This bizarre identitarian oneupmanship was also at play in the reaction to the recent ruckus over Whoopi Goldberg’s comments on The View regarding the Holocaust. In a February 3 op-ed at WaPo, columnist Karen Attiah argued that ABC’s decision to suspend Goldberg was an example of “one of America’s favorite pastimes — silencing Black women.” The biggest takeaway from the Goldberg scandal is (somehow) the continued oppression of black women in American society. This argument is offered, with seemingly no sense of self-awareness, by a female black columnist at one of the largest and most prestigious newspapers in the country talking about a millionaire female black celebrity with a job at a major television network.

When conservatives complain about this excessive (and often risible) playing of the race card, that too is labeled by liberal pundits and politicians as an attempt to deflect from their racism. And when conservatives do the kinds of things expected of them by polite society — say, announce their state’s celebration of Black History Month — that too is racist. In other words, one side of the political aisle expects a blank check to make any and all allegations of racism against their opponents, no matter how tendentious. The other side must simply endure the allegations — even when made against racial minorities among its own members — simply because the political demography says it is so. Well, that might be changing.

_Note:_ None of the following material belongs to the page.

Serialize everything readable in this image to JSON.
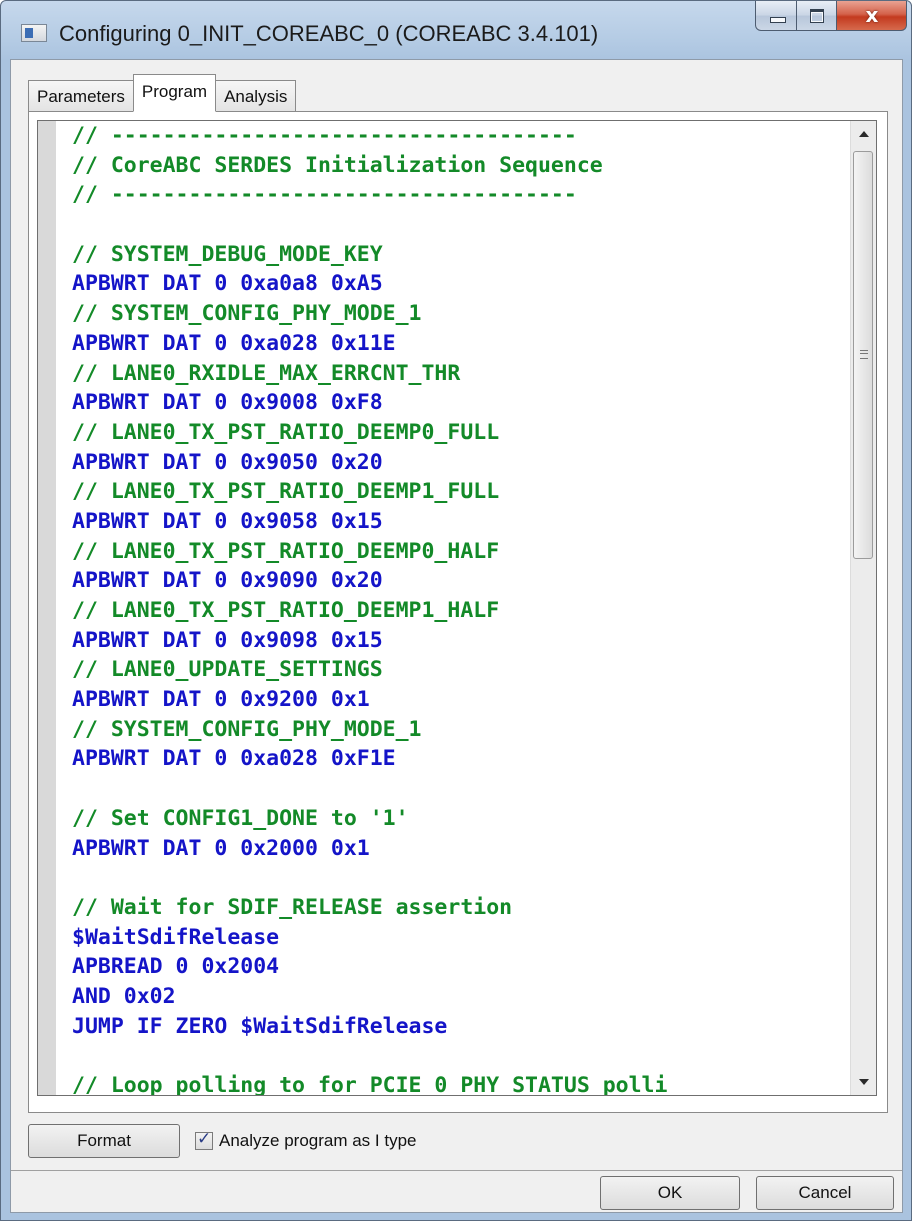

Much has been written on the manifold deleterious effects of a bitter, race-obsessed public discourse. It vitiates public trust, undermines civic unity and encourages an oppressive monitoring and adjudication of people’s language for violations of the ever-shifting codes regarding what constitutes racism. It leads our citizenry to view society through the lens of victimizer and victim, with everyone competing to claim some piece of the latter. It engenders a certain narcissistic infantilization in its practitioners, who obsessively search for new outrages. And it elides the reality that today’s “victims” are lionized by the actual power structures in America: corporate media, woke capitalists, academia, the entertainment industry.

All this is true, and I presume many of those who indulge in racial identitarian rhetoric know this. The ways our dominant institutions understand and discuss race in the public square are aggravating rather than resolving racial tensions — but even that is met with allegations of “white fragility” or “white supremacy.” Like certain conservatives (or libertarians) who never tire of caricaturing every government program as a socialist threat to civil liberties and free enterprise, they can’t seem to help themselves.

What are we to do with this petty, self-absorbed grievance culture? Perhaps the approach of Virginia governor Glenn Youngkin can be instructive. When he began his gubernatorial term with an explosive series of executive actions aimed at protecting parental rights in the state’s schools, he was smeared as a racist and provocateur. When he declined to wear a mask in an Alexandria grocery store, a liberal activist pressed him to put one on. “We’re all making choices today,” Youngkin responded. “Read the room, buddy,” she retorted.

Well, it turns out Youngkin has read the room pretty well, given the slate of states rolling back mask mandates. The governor is ignoring the caustic shaming of American grievance culture — racial and otherwise — and plowing ahead with an agenda that got him elected. That includes working to deter a hyper-racialized school curricula that encourages the kind of behavior that has made civil discourse so untenable. He’s urging his constituents to “love your neighbor,” and simply disregards his detractors.

Perhaps this is the threading of the needle required to transcend our destructive identitarian age, whether in our politics or personal lives. Calmly and concisely reject the lies and name-calling, proceed with your pursuit of prudential judgment and ignore the haters. It’s certainly less stressful than trying to identify the latent racists on your morning commute.